Kolide is endpoint security and fleet management that takes a different approach. They help their customers meet their compliance goals–whether for auditors, customers, or leadership–by enlisting the support of end users.

Kolide works by notifying your employees of security issues via Slack, educating them on why they’re important, and giving them step-by-step instructions to resolve them themselves.

For IT admins, Kolide helps you prove compliance via a single dashboard. From there, you can monitor the security of your entire fleet, whether they’re running on Mac, Windows, or Linux. (You read that right; Kolide can finally provide visibility into your Linux users.)

If you’ve read this far, it’s because you’re intrigued by an approach to endpoint security that gets end users involved. Click here to learn more about how it works. If you like what you see, you can sign up for a free trial; no credit card required.

Our thanks to Kolide for sponsoring MacStories this week.

Apple Should Do More to Address the Needs of New Shortcuts Users

Matthew Cassinelli writing for iMore that Apple should be doing more to make it easier for new users to get started with Shortcuts:

In many ways, Shortcuts is “learning to code“ for the masses, and Shortcuts as a programming language should have the educational support, technical resources, and community development that Apple’s user base deserves. At least to match the quality and values the company imbues into all of its other products.

I agree. Although Apple has used Siri and will introduce App Intents this fall as simple entry points into the Shortcuts app, there’s a lot more that could be done. As Cassinelli argues, that includes better action descriptions, debugging tools, and more active curation of the Shortcuts Gallery. Shortcuts has made a lot of progress over the past few years, especially when it comes to meeting experienced users’ needs. Now would be a good time to focus on bringing new users into the fold.


Apple’s Q3 2022 Earnings Narrowly Beat Wall Street Expectations

Yesterday, Apple announced its third quarter 2022 earnings, narrowly beating analysts’ consensus expectations. The company didn’t provide earnings guidance going into yesterday’s call and hasn’t since the start of the global pandemic. Coupled with ongoing supply chain disruption caused by COVID-19, inflationary pressure in the US and other countries, and the threat of a recession in many of its key markets, analysts’ revenue predictions varied widely, averaging just under $83 billion. So, when the company’s revenue came in at $83 billion, and CEO Tim Cook said he expects growth to accelerate ‘despite pockets of softness,’ Wall Street responded positively, lifting the stock’s price in after-hours trading.



According to Apple’s CFO Luca Maestri:

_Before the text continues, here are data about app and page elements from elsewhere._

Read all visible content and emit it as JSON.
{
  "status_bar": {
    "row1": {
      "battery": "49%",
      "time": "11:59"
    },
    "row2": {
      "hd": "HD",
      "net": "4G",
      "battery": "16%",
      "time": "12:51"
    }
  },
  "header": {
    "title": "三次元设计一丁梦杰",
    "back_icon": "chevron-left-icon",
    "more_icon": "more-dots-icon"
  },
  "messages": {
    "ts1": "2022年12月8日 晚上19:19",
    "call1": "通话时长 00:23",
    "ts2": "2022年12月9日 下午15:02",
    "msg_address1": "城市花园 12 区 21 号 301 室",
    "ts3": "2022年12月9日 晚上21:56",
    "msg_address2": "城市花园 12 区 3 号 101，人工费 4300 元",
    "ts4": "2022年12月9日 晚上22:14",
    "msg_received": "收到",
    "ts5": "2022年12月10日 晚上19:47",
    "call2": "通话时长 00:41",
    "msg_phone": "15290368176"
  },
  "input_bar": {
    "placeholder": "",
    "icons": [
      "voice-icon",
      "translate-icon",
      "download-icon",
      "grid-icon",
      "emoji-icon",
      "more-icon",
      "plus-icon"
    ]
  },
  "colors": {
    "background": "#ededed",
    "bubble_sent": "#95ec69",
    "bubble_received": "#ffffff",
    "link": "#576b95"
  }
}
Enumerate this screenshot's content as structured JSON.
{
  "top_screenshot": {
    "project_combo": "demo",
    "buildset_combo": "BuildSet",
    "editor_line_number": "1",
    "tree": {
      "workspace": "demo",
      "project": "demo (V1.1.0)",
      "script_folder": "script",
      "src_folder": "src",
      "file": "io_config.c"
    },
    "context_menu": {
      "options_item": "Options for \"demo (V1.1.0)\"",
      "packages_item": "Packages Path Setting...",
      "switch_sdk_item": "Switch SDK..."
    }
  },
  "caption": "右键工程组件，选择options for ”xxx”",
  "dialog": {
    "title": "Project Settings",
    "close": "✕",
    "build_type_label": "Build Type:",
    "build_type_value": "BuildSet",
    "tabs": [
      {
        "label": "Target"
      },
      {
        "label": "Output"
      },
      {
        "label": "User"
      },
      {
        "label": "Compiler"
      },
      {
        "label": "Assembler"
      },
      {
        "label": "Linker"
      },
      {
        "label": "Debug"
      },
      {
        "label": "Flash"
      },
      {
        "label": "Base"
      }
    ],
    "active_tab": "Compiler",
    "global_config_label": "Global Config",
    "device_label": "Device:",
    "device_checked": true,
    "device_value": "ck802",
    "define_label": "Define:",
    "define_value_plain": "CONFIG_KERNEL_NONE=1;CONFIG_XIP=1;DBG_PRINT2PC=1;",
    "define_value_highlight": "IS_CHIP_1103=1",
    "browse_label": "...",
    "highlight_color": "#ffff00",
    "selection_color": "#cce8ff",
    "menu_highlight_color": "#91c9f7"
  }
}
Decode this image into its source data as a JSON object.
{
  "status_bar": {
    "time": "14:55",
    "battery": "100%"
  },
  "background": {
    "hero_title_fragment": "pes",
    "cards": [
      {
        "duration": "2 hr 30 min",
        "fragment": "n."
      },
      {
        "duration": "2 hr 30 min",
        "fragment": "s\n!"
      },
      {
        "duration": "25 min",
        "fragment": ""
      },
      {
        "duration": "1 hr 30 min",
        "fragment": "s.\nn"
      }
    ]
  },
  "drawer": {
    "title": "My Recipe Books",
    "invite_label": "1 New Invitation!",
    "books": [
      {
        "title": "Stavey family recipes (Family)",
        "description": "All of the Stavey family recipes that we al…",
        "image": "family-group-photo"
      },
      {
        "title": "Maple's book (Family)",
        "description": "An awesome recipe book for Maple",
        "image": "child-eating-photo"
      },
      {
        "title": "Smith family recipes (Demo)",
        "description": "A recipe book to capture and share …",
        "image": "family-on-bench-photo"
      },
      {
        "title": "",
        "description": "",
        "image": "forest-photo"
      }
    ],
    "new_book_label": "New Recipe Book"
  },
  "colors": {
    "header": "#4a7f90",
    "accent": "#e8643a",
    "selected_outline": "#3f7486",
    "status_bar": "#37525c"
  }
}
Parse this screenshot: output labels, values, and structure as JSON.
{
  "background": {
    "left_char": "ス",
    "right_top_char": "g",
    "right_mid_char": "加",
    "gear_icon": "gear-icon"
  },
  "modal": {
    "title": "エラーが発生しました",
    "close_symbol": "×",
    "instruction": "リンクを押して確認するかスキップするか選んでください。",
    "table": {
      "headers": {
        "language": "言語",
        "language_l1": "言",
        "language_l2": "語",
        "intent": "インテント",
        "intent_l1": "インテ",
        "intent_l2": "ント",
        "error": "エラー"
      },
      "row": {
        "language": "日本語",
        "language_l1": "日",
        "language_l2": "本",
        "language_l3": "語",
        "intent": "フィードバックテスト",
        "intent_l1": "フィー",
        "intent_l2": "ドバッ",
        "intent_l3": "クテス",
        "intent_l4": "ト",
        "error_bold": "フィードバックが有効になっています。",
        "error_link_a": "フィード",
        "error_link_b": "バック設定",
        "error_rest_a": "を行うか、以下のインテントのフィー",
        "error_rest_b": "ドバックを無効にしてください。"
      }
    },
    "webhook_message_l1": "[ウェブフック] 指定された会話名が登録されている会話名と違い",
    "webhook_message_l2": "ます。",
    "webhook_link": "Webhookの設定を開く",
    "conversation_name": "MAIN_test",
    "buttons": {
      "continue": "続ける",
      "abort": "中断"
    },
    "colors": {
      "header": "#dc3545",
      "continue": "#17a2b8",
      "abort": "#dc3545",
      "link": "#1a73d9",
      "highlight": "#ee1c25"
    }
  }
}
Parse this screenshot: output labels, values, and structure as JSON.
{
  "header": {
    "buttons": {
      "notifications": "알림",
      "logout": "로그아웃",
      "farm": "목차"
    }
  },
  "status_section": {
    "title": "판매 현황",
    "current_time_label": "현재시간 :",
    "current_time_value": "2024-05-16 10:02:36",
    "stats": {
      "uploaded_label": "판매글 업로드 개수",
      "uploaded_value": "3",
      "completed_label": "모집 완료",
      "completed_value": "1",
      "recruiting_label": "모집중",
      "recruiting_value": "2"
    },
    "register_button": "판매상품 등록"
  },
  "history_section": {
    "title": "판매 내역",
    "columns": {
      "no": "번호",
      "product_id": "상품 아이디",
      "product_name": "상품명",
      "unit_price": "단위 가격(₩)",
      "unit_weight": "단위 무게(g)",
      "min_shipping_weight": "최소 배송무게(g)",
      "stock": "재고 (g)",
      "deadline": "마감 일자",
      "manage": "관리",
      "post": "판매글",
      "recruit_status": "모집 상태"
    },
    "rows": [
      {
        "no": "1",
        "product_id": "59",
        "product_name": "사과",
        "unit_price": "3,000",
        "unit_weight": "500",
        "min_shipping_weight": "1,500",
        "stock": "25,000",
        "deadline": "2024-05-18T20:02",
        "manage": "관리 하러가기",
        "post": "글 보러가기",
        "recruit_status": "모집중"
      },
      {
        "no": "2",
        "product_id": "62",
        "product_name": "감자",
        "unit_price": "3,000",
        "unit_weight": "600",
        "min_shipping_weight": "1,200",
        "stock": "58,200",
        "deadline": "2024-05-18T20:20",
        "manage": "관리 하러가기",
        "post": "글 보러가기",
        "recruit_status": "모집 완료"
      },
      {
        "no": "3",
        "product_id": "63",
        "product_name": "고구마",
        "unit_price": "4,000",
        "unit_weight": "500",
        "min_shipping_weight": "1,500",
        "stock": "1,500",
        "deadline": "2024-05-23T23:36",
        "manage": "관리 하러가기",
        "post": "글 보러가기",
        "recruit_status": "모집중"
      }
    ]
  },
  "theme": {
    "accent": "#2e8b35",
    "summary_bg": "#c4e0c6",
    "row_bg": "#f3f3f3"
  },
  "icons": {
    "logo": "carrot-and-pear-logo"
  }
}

Our June quarter results continued to demonstrate our ability to manage our business effectively despite the challenging operating environment. We set a June quarter revenue record and our installed base of active devices reached an all-time high in every geographic segment and product category. During the quarter, we generated nearly $23 billion in operating cash flow, returned over $28 billion to our shareholders, and continued to invest in our long-term growth plans.


Despite the modest and unexpected growth from the same quarter in 2021, product sales slowed in some areas, with the Mac, iPad, and wearables all down year-over-year. That was made up by a strong increase in Apple’s services and a smaller increase in iPhone sales, but given delivery timelines for Macs and iPads in particular, supply chain issues appear to have taken a bite out of Apple’s earnings in those categories.

Still, the overall outlook of continued growth portrayed by Cook as the company prepares its fall iPhone lineup and for the release of other rumored products seems to have buoyed the stock with investors who undoubtedly appreciated the company’s optimistic message among the drumbeat of recent negative financial news.

Additional details regarding Apple’s third-quarter performance, including its consolidated financial statement are available on the company’s website. If you missed the earnings call, you can replay it on Apple’s Investors site or read the transcript prepared by Jason Snell at Six Colors, where you’ll also find additional charts.